Take each line of the entries below that contains "will" and copy it.

━━━━

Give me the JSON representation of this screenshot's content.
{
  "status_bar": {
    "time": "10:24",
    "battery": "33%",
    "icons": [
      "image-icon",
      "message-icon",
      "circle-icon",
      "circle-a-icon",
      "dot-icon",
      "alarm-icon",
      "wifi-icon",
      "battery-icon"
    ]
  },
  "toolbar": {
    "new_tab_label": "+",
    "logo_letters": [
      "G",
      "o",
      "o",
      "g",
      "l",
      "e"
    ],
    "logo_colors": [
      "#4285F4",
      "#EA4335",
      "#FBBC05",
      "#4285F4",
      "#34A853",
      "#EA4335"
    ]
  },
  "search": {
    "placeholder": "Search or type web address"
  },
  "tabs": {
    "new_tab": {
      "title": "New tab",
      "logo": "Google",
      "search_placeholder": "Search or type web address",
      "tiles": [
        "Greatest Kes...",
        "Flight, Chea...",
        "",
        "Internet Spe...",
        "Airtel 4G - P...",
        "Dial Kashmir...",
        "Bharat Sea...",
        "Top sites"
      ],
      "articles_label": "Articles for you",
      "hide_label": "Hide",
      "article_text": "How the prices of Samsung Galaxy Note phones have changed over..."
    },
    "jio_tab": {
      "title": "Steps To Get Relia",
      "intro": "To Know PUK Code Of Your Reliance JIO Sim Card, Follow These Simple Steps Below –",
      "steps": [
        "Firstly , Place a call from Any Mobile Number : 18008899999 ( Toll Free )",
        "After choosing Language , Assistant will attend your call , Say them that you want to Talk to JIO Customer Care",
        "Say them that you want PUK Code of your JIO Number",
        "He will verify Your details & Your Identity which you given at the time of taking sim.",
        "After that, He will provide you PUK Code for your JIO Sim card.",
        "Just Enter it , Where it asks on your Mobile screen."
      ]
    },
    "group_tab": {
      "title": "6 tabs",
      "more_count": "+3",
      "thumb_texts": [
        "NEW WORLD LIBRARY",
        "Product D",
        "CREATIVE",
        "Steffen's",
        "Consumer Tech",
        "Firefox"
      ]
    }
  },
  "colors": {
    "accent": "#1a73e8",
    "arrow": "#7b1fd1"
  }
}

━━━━

## Answer to this problem
        "After choosing Language , Assistant will attend your call , Say them that you want to Talk to JIO Customer Care",
        "He will verify Your details & Your Identity which you given at the time of taking sim.",
        "After that, He will provide you PUK Code for your JIO Sim card.",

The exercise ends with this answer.